One other aspect I have witnessed first-hand that can greatly help drive your culture and execution is accountability. Organizations can vary how they parse accountability (by person, team, company, combinations thereof), but having real ownership and accountability over an area, work flow, process, system, project (whatever it may be) can provide the necessary empowerment and measured results to assist in execution.
I have seen organizations with lack of accountability have real issues with driving results because teammates can flounder and are simply lost. The best organizations seem to have a strong yet simple vision, excellent strategy and objectives, a real culture of execution with teammate accountability and empowerment, and often have fun on the journey.
- Innovation Drives Efficiency And Cost Savings
- Secret To Success: People First
- Within Chaos Lurks Opportunity: The Leader’s Role Is To Find It!
- Shared Services Take Center Stage in Federal Policy and Channel Sales
- Cultural Dynamics: Happy Staff, Healthy Sales
- Clarifying Cloud
- Know the Big Picture in Federal Technology Drivers
- Practical Tips for Working with Government Vendors
- Gov't Customers Demand Tech Solutions Support the Big Picture
- Shared Risk Takes Center Stage In Federal Policy, Channel Sales
- Strategic Partnerships – Diversify or Die
- Software Migration Simplified
- Create a Culture of Urgency
- Myths of Growth: Myth #4, Never Turn Down a Sale
- Have Fun While You Grow
- Four Myths of Growth, Myth 3: The More Vendor Partners, the Merrier
- Spend Money to Make Money
- Focus, Build on Relationships and Stand For Something

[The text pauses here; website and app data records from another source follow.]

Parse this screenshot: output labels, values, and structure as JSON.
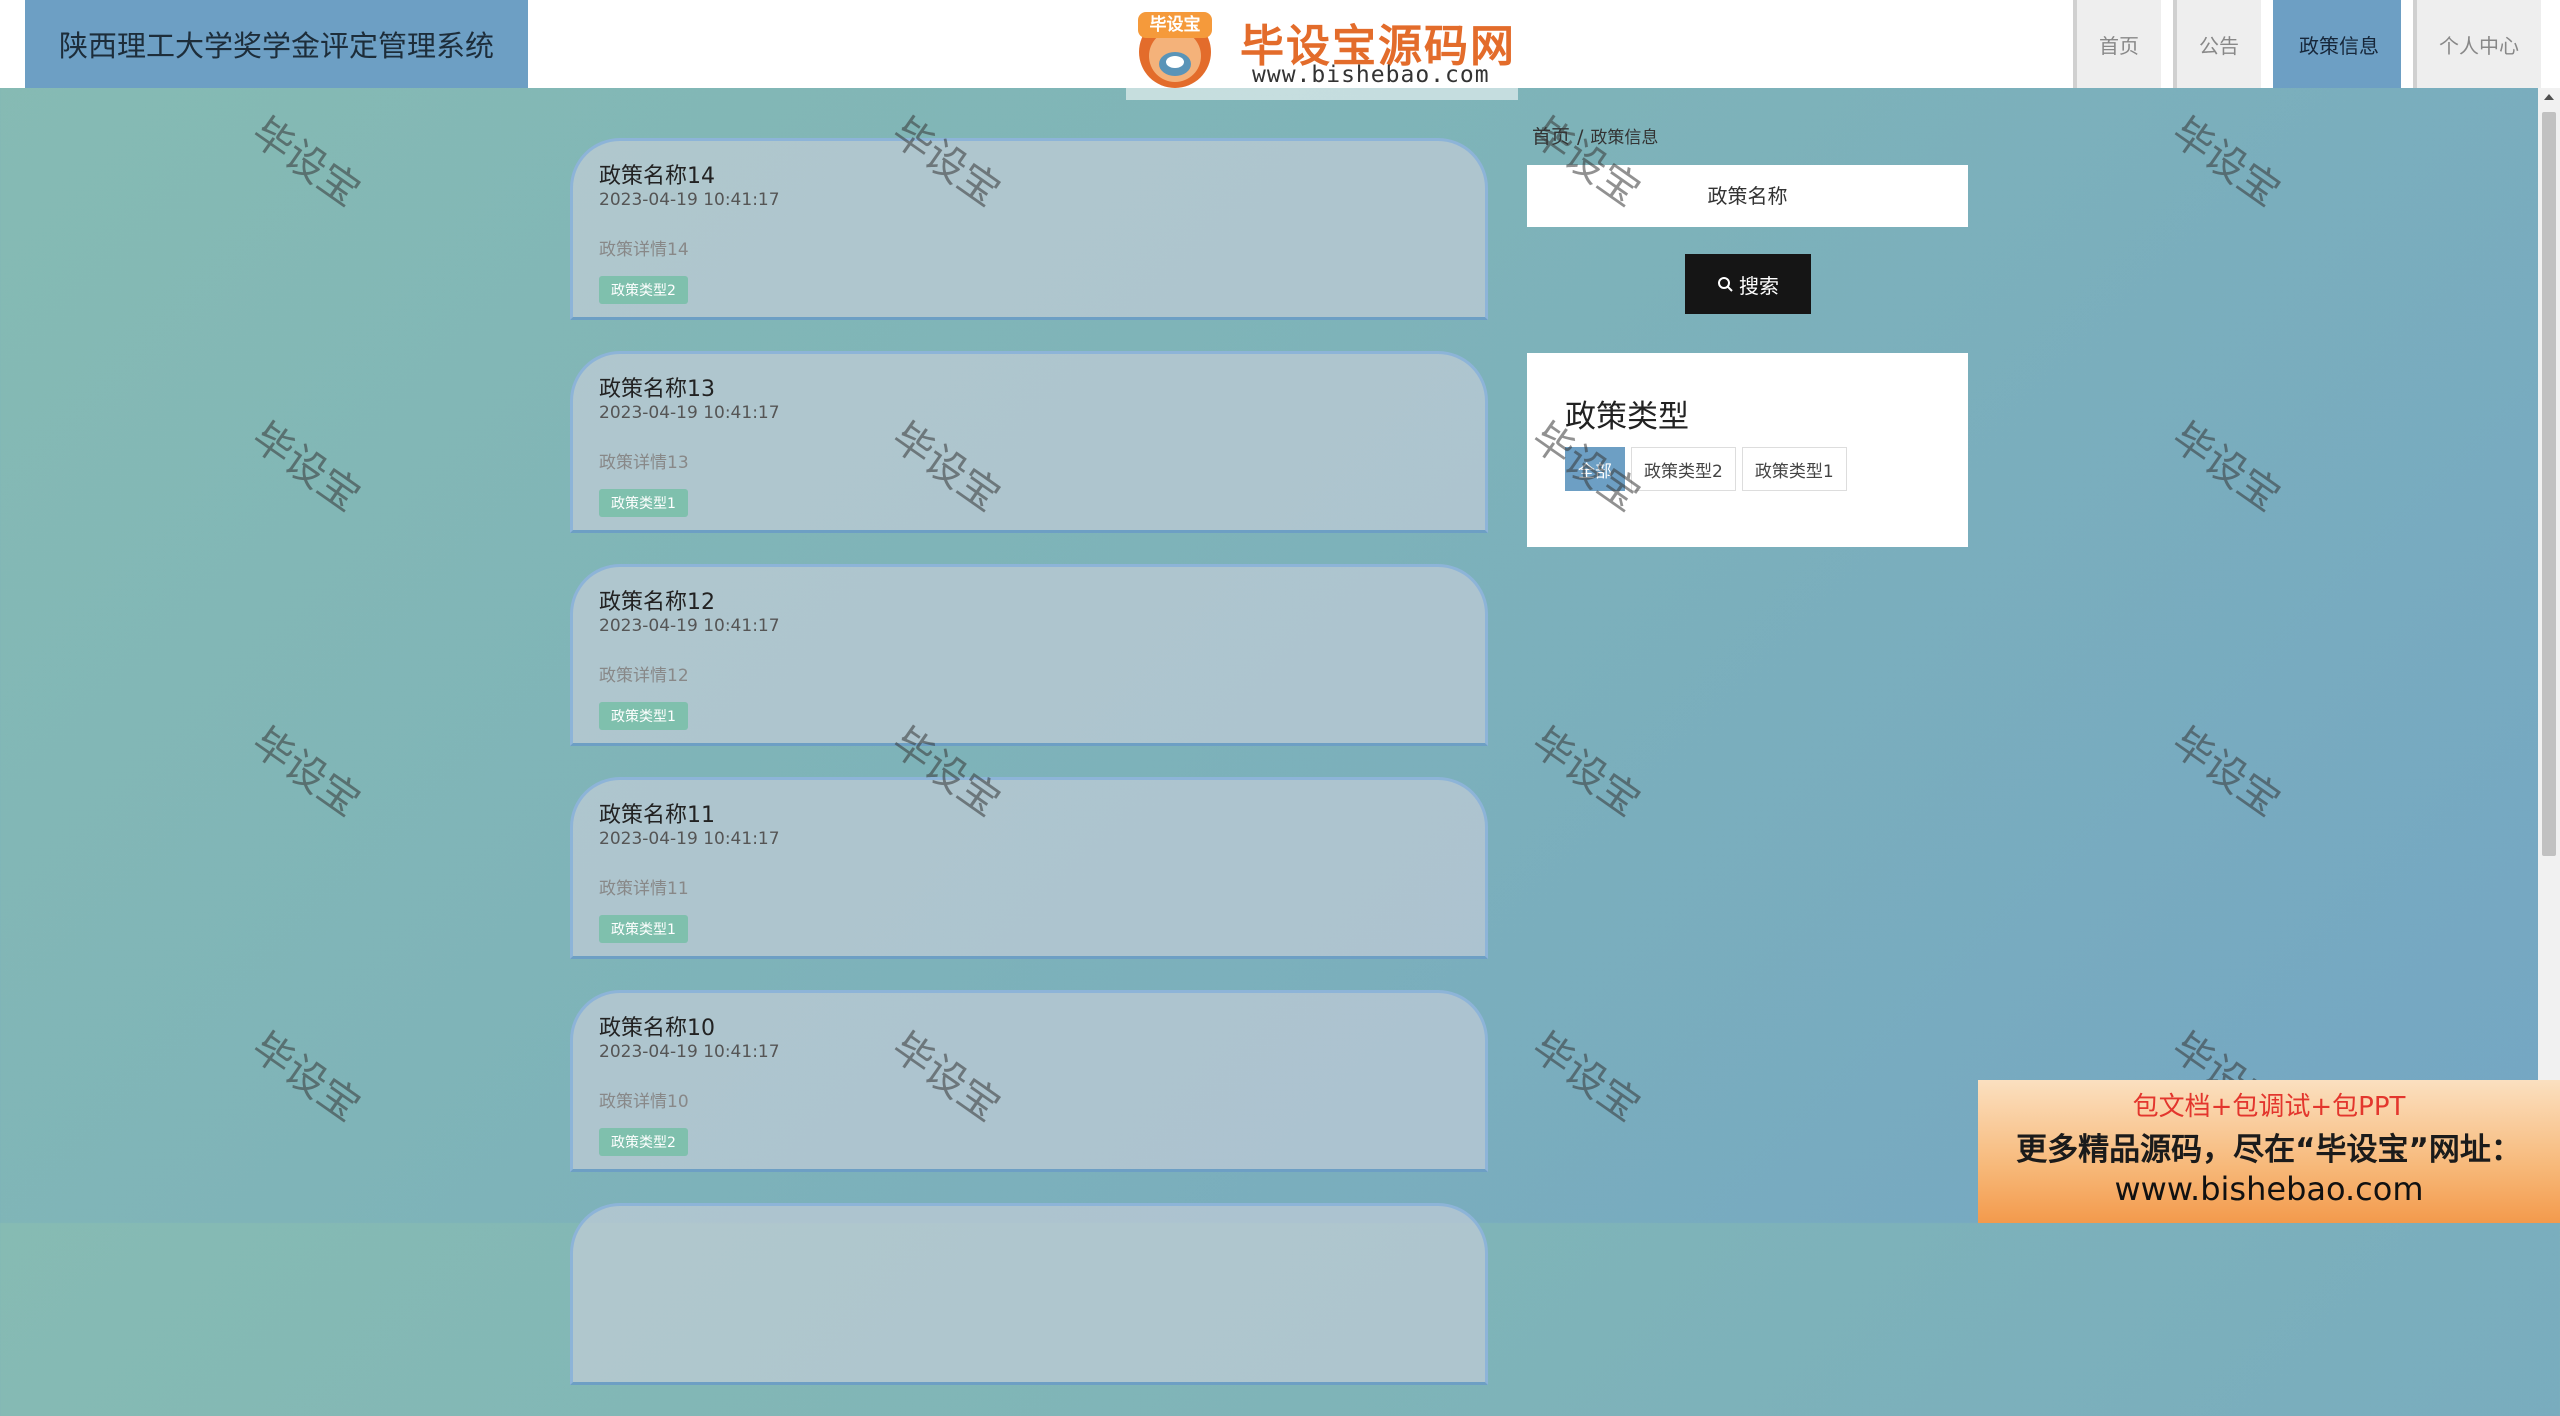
{
  "header": {
    "site_title": "陕西理工大学奖学金评定管理系统",
    "logo_text": "毕设宝源码网",
    "logo_url": "www.bishebao.com",
    "logo_badge": "毕设宝"
  },
  "nav": [
    {
      "label": "首页",
      "active": false
    },
    {
      "label": "公告",
      "active": false
    },
    {
      "label": "政策信息",
      "active": true
    },
    {
      "label": "个人中心",
      "active": false
    }
  ],
  "policies": [
    {
      "title": "政策名称14",
      "date": "2023-04-19 10:41:17",
      "detail": "政策详情14",
      "type": "政策类型2"
    },
    {
      "title": "政策名称13",
      "date": "2023-04-19 10:41:17",
      "detail": "政策详情13",
      "type": "政策类型1"
    },
    {
      "title": "政策名称12",
      "date": "2023-04-19 10:41:17",
      "detail": "政策详情12",
      "type": "政策类型1"
    },
    {
      "title": "政策名称11",
      "date": "2023-04-19 10:41:17",
      "detail": "政策详情11",
      "type": "政策类型1"
    },
    {
      "title": "政策名称10",
      "date": "2023-04-19 10:41:17",
      "detail": "政策详情10",
      "type": "政策类型2"
    }
  ],
  "breadcrumb": {
    "home": "首页",
    "separator": "/",
    "current": "政策信息"
  },
  "search": {
    "placeholder": "政策名称",
    "button_label": "搜索"
  },
  "type_panel": {
    "title": "政策类型",
    "items": [
      {
        "label": "全部",
        "active": true
      },
      {
        "label": "政策类型2",
        "active": false
      },
      {
        "label": "政策类型1",
        "active": false
      }
    ]
  },
  "watermark_text": "毕设宝",
  "ad": {
    "line1": "包文档+包调试+包PPT",
    "line2": "更多精品源码，尽在“毕设宝”网址：",
    "line3": "www.bishebao.com"
  },
  "colors": {
    "accent": "#6d9fc4",
    "tag": "#7fc0ad",
    "search_button": "#151515"
  }
}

- Four Myths of Growth, Myth #2: High Growth Companies Need To Be Controlled From the Top
- Breaking Out of the Reseller Mold